In full and word for word, restate the lines of the listing.

*Materials provided*.
=== Begin Enclosure ===
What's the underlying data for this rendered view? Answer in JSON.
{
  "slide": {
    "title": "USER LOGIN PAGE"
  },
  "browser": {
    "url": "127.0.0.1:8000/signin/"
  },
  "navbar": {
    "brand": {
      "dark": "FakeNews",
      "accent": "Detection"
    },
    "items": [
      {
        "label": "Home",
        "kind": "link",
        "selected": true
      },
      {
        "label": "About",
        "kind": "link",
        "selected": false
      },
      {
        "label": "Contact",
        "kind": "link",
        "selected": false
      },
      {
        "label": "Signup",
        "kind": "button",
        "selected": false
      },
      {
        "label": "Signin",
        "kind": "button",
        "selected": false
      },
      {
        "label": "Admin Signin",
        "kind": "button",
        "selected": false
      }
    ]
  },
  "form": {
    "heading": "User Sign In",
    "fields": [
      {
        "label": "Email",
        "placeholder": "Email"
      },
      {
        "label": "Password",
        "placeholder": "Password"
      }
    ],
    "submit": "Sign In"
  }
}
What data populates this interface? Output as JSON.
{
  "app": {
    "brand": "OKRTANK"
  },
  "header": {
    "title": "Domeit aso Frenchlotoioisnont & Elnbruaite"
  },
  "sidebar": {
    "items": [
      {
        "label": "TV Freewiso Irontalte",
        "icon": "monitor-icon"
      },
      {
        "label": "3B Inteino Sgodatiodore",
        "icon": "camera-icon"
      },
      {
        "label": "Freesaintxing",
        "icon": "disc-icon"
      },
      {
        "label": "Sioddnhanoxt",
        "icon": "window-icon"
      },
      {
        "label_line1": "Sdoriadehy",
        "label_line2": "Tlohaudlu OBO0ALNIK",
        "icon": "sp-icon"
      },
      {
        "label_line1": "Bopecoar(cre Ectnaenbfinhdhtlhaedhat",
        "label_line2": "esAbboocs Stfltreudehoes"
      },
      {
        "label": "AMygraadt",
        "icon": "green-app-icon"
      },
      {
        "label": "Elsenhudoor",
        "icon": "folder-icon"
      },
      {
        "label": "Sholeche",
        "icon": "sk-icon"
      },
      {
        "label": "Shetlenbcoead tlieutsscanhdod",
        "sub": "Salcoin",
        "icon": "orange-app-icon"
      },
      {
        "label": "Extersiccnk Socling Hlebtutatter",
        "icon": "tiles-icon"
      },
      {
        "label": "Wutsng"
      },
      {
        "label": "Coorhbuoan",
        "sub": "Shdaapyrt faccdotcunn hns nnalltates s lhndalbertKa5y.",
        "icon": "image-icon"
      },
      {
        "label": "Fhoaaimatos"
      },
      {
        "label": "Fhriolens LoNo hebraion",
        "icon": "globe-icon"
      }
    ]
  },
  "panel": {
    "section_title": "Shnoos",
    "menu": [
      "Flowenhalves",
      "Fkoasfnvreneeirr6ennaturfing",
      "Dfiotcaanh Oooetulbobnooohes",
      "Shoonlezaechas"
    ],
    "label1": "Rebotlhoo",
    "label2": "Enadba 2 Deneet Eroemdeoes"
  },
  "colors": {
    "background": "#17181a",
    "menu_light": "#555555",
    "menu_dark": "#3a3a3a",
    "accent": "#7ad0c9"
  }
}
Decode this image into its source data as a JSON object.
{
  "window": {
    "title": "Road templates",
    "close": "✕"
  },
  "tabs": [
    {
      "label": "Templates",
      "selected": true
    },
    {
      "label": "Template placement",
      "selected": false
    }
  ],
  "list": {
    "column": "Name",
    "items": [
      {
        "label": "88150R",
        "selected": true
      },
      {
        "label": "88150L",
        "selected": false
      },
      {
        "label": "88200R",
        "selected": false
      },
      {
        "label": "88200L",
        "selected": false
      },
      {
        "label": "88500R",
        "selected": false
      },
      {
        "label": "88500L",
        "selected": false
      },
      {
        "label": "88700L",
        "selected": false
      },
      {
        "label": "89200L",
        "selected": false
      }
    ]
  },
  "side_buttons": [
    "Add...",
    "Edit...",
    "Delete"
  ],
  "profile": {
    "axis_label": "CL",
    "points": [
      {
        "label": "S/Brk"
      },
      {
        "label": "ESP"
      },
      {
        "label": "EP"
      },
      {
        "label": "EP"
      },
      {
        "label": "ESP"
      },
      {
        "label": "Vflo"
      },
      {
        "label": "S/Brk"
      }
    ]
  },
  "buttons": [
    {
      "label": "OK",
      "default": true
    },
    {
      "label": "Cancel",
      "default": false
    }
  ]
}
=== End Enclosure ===
*Solution for this task*.
What's the underlying data for this rendered view? Answer in JSON.
{
  "slide": {
    "title": "USER LOGIN PAGE"
  },
  "browser": {
    "url": "127.0.0.1:8000/signin/"
  },
  "navbar": {
    "brand": {
      "dark": "FakeNews",
      "accent": "Detection"
    },
    "items": [
      {
        "label": "Home",
        "kind": "link",
        "selected": true
      },
      {
        "label": "About",
        "kind": "link",
        "selected": false
      },
      {
        "label": "Contact",
        "kind": "link",
        "selected": false
      },
      {
        "label": "Signup",
        "kind": "button",
        "selected": false
      },
      {
        "label": "Signin",
        "kind": "button",
        "selected": false
      },
      {
        "label": "Admin Signin",
        "kind": "button",
        "selected": false
      }
    ]
  },
  "form": {
    "heading": "User Sign In",
    "fields": [
      {
        "label": "Email",
        "placeholder": "Email"
      },
      {
        "label": "Password",
        "placeholder": "Password"
      }
    ],
    "submit": "Sign In"
  }
}
What data populates this interface? Output as JSON.
{
  "app": {
    "brand": "OKRTANK"
  },
  "header": {
    "title": "Domeit aso Frenchlotoioisnont & Elnbruaite"
  },
  "sidebar": {
    "items": [
      {
        "label": "TV Freewiso Irontalte",
        "icon": "monitor-icon"
      },
      {
        "label": "3B Inteino Sgodatiodore",
        "icon": "camera-icon"
      },
      {
        "label": "Freesaintxing",
        "icon": "disc-icon"
      },
      {
        "label": "Sioddnhanoxt",
        "icon": "window-icon"
      },
      {
        "label_line1": "Sdoriadehy",
        "label_line2": "Tlohaudlu OBO0ALNIK",
        "icon": "sp-icon"
      },
      {
        "label_line1": "Bopecoar(cre Ectnaenbfinhdhtlhaedhat",
        "label_line2": "esAbboocs Stfltreudehoes"
      },
      {
        "label": "AMygraadt",
        "icon": "green-app-icon"
      },
      {
        "label": "Elsenhudoor",
        "icon": "folder-icon"
      },
      {
        "label": "Sholeche",
        "icon": "sk-icon"
      },
      {
        "label": "Shetlenbcoead tlieutsscanhdod",
        "sub": "Salcoin",
        "icon": "orange-app-icon"
      },
      {
        "label": "Extersiccnk Socling Hlebtutatter",
        "icon": "tiles-icon"
      },
      {
        "label": "Wutsng"
      },
      {
        "label": "Coorhbuoan",
        "sub": "Shdaapyrt faccdotcunn hns nnalltates s lhndalbertKa5y.",
        "icon": "image-icon"
      },
      {
        "label": "Fhoaaimatos"
      },
      {
        "label": "Fhriolens LoNo hebraion",
        "icon": "globe-icon"
      }
    ]
  },
  "panel": {
    "section_title": "Shnoos",
    "menu": [
      "Flowenhalves",
      "Fkoasfnvreneeirr6ennaturfing",
      "Dfiotcaanh Oooetulbobnooohes",
      "Shoonlezaechas"
    ],
    "label1": "Rebotlhoo",
    "label2": "Enadba 2 Deneet Eroemdeoes"
  },
  "colors": {
    "background": "#17181a",
    "menu_light": "#555555",
    "menu_dark": "#3a3a3a",
    "accent": "#7ad0c9"
  }
}
Decode this image into its source data as a JSON object.
{
  "window": {
    "title": "Road templates",
    "close": "✕"
  },
  "tabs": [
    {
      "label": "Templates",
      "selected": true
    },
    {
      "label": "Template placement",
      "selected": false
    }
  ],
  "list": {
    "column": "Name",
    "items": [
      {
        "label": "88150R",
        "selected": true
      },
      {
        "label": "88150L",
        "selected": false
      },
      {
        "label": "88200R",
        "selected": false
      },
      {
        "label": "88200L",
        "selected": false
      },
      {
        "label": "88500R",
        "selected": false
      },
      {
        "label": "88500L",
        "selected": false
      },
      {
        "label": "88700L",
        "selected": false
      },
      {
        "label": "89200L",
        "selected": false
      }
    ]
  },
  "side_buttons": [
    "Add...",
    "Edit...",
    "Delete"
  ],
  "profile": {
    "axis_label": "CL",
    "points": [
      {
        "label": "S/Brk"
      },
      {
        "label": "ESP"
      },
      {
        "label": "EP"
      },
      {
        "label": "EP"
      },
      {
        "label": "ESP"
      },
      {
        "label": "Vflo"
      },
      {
        "label": "S/Brk"
      }
    ]
  },
  "buttons": [
    {
      "label": "OK",
      "default": true
    },
    {
      "label": "Cancel",
      "default": false
    }
  ]
}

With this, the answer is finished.